▸ TASK GOAL: Where a line of the material includes the string "subtitle", copy that line.

╭──

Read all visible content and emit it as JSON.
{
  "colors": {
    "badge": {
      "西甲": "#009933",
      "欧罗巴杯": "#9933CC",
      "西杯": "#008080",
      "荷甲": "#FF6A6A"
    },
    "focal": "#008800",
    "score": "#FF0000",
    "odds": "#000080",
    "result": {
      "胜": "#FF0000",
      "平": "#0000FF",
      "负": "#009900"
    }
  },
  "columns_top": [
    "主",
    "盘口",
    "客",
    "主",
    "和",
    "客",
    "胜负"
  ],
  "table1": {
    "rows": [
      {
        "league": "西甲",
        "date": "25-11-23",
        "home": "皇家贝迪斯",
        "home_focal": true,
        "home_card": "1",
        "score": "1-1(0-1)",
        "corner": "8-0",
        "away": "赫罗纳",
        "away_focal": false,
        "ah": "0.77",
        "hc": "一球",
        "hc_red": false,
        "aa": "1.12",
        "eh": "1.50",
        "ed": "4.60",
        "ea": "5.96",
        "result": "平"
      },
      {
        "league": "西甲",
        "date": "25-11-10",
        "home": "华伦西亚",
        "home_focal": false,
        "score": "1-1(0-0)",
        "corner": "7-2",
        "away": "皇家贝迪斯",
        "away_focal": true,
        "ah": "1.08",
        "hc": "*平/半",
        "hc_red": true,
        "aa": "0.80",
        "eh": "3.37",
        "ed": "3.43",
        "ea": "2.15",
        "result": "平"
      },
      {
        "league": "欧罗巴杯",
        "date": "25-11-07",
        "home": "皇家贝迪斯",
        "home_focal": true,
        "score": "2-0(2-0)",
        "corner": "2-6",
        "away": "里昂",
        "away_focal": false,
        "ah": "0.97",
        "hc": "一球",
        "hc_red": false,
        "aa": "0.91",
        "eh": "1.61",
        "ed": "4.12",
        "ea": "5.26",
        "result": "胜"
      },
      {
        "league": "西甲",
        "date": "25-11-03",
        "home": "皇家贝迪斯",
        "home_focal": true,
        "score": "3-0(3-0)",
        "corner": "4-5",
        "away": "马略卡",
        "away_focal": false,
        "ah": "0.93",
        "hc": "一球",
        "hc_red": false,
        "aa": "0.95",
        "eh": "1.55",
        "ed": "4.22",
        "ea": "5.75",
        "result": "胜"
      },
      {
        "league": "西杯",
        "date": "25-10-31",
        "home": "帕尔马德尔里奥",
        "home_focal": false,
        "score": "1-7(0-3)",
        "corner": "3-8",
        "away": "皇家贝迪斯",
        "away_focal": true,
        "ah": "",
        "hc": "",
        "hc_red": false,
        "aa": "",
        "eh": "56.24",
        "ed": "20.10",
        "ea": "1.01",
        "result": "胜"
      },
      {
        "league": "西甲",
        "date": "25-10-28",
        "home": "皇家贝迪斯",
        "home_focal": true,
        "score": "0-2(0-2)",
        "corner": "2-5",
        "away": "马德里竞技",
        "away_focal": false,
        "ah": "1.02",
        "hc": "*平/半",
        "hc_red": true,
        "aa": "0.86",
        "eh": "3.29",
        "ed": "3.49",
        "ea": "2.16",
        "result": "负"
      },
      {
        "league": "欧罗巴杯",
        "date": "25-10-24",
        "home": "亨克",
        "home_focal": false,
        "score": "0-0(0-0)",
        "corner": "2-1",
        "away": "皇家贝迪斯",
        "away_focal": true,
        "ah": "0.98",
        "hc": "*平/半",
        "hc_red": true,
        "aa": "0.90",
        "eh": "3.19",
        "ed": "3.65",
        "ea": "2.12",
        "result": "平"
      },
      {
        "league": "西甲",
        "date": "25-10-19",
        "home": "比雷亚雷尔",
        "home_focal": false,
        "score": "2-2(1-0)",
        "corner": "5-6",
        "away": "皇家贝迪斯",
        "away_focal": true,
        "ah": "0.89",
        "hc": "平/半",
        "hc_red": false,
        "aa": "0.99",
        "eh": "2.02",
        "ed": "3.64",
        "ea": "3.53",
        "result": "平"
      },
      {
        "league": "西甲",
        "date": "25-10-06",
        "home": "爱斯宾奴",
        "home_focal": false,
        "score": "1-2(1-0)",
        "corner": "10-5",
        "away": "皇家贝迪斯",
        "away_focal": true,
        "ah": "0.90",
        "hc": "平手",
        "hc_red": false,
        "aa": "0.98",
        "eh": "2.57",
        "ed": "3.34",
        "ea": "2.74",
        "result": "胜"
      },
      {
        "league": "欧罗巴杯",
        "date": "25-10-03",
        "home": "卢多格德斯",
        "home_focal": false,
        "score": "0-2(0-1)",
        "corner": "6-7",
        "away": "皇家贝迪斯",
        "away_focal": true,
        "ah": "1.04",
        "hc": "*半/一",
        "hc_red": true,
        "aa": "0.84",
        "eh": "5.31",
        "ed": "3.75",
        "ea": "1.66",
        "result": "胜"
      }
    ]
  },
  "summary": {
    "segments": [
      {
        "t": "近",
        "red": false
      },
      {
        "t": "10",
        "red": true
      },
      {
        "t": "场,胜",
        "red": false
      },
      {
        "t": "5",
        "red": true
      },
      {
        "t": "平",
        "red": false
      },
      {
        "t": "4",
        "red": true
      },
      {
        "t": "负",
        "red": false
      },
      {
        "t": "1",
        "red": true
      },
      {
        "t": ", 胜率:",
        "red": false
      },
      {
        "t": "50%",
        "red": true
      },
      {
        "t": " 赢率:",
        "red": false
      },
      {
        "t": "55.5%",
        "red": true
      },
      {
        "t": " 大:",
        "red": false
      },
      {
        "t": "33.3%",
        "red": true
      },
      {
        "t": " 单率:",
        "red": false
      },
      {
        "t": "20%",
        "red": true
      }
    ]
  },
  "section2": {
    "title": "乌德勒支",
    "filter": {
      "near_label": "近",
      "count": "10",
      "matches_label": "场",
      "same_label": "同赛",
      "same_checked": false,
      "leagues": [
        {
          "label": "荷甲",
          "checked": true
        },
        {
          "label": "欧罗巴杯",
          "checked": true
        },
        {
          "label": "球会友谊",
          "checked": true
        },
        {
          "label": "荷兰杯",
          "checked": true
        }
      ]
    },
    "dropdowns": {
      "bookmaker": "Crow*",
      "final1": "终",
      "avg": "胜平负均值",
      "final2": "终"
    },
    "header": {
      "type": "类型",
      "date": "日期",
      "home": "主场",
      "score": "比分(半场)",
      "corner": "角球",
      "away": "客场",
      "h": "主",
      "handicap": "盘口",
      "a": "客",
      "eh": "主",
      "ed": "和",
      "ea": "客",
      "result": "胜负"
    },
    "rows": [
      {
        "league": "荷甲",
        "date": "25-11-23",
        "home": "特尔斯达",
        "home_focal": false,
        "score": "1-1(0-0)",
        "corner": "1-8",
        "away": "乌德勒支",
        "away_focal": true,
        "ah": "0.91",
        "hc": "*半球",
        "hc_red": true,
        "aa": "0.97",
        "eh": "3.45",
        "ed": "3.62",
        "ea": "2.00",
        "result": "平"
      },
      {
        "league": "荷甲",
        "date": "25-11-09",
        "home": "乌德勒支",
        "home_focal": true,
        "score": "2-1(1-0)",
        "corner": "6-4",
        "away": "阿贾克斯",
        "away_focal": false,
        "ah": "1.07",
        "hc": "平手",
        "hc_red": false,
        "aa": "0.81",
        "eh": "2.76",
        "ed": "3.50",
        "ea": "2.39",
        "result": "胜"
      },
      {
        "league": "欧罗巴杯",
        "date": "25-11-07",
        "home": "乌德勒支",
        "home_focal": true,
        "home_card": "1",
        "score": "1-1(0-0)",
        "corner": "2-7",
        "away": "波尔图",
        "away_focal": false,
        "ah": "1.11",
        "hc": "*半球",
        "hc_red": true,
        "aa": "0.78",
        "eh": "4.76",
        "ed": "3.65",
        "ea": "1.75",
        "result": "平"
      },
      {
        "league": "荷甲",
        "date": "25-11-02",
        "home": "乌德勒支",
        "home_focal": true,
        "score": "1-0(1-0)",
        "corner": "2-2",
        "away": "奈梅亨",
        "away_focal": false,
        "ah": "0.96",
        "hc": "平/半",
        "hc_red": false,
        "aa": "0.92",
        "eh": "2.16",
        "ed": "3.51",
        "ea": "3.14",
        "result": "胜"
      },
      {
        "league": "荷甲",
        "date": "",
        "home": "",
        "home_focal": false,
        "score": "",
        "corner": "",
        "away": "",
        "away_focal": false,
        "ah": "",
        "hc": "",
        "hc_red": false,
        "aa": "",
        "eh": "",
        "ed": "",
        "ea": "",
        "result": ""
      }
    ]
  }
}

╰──
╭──

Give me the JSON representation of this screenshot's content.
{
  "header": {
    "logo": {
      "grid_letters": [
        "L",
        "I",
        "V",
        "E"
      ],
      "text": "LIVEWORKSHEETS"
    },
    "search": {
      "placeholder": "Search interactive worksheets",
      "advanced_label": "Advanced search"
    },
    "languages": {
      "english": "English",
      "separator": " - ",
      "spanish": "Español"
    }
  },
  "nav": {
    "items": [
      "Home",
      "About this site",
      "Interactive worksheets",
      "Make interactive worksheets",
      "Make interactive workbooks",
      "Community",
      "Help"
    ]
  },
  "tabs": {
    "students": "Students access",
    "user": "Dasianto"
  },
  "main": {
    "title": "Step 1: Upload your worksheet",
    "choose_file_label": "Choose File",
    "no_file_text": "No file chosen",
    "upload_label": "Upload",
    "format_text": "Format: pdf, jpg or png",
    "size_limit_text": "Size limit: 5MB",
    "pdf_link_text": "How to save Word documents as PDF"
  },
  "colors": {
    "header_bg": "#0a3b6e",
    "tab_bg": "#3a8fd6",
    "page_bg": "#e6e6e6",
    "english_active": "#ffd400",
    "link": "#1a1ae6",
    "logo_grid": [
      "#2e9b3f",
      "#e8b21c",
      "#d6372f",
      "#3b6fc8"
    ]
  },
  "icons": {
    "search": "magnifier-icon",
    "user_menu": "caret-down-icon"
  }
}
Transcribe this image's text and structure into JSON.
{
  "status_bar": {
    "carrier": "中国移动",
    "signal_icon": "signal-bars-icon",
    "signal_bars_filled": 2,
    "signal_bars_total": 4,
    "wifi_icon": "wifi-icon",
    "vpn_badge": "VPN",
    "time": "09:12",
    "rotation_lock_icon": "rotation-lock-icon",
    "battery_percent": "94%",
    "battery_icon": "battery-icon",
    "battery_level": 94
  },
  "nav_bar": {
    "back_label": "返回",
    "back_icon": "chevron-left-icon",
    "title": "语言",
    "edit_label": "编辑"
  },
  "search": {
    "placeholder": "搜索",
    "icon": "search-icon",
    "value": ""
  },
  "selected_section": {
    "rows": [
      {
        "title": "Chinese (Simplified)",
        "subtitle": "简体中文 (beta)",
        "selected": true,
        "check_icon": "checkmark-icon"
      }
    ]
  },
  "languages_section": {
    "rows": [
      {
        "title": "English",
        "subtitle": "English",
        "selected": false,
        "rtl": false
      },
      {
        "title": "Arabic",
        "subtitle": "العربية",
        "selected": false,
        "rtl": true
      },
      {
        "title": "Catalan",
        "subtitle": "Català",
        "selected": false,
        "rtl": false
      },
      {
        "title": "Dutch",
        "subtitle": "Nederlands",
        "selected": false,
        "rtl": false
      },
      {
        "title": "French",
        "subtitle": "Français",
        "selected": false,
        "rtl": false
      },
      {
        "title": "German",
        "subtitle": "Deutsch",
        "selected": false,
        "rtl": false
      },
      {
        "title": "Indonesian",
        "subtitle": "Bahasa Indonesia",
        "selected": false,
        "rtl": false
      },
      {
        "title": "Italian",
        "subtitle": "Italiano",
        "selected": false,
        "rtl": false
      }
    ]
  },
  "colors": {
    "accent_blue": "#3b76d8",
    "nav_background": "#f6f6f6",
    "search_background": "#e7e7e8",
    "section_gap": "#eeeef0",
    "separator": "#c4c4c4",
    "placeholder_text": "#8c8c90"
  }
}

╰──

▸ REPLY TO THE TASK:
        "subtitle": "简体中文 (beta)",
        "subtitle": "English",
        "subtitle": "العربية",
        "subtitle": "Català",
        "subtitle": "Nederlands",
        "subtitle": "Français",
        "subtitle": "Deutsch",
        "subtitle": "Bahasa Indonesia",
        "subtitle": "Italiano",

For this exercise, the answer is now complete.